What the task asks |
How many lines below contain the string "data"? Reply with the figure and no further words.

Recorded information |
-*-*-

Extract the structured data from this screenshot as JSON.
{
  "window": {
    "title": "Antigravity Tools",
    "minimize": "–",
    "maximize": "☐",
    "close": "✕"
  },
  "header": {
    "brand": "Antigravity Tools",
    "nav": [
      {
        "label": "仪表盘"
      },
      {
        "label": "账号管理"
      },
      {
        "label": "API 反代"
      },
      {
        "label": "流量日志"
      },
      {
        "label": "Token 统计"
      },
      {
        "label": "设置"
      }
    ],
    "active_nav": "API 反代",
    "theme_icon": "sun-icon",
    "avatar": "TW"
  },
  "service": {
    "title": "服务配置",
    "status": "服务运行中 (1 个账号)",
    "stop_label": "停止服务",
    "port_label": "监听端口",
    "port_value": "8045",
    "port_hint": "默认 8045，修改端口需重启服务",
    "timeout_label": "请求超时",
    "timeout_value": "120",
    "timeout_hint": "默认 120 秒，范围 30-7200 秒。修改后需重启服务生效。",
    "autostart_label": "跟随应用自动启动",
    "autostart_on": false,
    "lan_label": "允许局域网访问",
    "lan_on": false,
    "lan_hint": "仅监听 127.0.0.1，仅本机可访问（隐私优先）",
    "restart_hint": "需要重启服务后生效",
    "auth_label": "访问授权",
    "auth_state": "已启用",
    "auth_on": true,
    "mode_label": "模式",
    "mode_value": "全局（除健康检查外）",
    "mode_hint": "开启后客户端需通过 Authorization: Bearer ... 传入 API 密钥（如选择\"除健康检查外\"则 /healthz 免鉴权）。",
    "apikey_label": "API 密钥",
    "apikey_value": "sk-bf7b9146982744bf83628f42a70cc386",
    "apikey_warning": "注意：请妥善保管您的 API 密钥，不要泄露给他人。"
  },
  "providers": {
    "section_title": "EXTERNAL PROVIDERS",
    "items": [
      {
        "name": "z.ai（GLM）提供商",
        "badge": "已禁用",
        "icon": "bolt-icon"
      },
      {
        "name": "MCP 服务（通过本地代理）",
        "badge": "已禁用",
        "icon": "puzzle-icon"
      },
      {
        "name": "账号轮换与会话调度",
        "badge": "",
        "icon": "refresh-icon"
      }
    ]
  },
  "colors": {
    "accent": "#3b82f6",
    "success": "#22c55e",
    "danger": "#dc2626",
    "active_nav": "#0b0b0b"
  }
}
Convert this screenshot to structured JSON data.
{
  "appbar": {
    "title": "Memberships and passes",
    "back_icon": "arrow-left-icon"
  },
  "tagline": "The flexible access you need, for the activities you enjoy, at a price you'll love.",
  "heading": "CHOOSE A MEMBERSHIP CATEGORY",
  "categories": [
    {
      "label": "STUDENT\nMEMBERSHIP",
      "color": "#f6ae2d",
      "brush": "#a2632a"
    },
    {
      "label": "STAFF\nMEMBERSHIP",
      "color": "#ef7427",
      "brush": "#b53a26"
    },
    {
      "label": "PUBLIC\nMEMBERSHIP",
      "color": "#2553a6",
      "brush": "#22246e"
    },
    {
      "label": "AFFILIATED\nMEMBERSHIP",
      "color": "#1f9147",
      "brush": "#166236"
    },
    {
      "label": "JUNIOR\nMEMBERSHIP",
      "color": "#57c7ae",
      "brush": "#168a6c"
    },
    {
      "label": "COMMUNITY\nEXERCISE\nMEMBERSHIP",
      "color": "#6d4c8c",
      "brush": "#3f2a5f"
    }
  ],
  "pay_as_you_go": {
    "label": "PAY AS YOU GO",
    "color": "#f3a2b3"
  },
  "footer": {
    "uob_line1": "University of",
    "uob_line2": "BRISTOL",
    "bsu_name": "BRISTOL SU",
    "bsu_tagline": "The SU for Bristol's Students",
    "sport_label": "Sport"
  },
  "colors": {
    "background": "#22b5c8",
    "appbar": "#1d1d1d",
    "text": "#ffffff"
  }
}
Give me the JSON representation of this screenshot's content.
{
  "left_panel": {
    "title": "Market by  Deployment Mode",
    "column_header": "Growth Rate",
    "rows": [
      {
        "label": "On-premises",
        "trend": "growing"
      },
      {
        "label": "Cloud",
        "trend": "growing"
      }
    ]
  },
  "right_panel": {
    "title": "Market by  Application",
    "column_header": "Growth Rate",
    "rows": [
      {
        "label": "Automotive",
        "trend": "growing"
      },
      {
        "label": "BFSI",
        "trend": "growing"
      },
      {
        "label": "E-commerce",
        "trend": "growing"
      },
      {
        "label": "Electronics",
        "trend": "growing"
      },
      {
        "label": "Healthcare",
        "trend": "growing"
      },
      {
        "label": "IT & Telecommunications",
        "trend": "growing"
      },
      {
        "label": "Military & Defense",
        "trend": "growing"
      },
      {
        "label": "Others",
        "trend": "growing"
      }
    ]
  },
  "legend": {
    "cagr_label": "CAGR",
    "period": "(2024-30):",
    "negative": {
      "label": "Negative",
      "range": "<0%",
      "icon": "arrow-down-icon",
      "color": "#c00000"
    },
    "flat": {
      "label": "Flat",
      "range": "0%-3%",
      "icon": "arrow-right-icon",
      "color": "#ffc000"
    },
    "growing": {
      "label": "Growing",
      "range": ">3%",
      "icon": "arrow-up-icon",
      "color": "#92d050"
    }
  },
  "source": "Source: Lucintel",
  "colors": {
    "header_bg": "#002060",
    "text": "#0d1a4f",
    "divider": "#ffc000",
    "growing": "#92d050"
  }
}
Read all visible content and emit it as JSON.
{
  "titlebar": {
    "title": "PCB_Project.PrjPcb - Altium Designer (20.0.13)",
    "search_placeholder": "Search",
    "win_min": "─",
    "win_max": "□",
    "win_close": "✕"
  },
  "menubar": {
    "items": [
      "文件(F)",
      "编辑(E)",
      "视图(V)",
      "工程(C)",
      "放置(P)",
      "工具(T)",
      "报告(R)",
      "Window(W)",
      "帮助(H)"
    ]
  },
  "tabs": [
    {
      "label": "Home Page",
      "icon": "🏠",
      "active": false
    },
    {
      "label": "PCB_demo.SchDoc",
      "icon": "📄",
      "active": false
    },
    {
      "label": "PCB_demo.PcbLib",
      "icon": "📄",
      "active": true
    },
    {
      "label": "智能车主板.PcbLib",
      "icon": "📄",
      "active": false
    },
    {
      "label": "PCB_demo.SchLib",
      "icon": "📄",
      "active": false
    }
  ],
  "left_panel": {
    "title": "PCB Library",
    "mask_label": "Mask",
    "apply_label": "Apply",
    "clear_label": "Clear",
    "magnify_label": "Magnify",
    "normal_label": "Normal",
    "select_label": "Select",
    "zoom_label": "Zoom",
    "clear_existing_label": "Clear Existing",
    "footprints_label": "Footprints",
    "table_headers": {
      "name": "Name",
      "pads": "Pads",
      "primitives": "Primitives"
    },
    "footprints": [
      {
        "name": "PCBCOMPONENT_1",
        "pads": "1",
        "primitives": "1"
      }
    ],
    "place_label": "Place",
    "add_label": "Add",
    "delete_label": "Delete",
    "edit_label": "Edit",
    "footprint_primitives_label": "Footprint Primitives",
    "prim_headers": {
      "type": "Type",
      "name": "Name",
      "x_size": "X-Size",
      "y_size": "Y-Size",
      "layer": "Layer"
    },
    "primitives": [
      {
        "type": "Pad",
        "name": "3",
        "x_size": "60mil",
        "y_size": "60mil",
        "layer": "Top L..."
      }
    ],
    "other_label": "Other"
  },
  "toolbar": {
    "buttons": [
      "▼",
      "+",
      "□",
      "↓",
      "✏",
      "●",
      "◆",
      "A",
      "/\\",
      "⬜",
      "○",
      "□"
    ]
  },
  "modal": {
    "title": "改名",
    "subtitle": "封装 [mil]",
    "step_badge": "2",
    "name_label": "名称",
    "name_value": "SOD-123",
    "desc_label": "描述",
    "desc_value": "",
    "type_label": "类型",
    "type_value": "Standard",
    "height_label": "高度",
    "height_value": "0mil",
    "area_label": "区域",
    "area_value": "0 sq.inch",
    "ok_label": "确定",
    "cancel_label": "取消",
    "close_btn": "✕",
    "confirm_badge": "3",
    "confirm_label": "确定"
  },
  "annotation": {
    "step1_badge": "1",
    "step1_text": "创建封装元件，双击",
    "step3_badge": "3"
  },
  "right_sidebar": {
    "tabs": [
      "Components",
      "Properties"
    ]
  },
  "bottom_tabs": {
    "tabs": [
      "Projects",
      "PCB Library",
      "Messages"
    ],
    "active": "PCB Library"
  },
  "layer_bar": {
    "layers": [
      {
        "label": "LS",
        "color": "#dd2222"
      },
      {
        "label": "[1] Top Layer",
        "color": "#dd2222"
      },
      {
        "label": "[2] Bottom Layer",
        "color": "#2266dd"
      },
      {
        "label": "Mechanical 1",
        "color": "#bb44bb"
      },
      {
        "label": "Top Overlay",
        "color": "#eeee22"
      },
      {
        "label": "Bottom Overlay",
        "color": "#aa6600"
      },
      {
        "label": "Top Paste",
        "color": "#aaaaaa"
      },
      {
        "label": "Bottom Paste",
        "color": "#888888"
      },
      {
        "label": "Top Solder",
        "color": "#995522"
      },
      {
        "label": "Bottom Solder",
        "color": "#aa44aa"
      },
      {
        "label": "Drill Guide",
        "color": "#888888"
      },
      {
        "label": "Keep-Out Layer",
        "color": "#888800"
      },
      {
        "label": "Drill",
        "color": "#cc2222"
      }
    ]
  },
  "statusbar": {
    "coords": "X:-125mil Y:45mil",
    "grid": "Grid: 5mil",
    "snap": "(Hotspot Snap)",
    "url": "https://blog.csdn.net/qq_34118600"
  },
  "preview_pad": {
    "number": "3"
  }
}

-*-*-

Answer to this problem |
2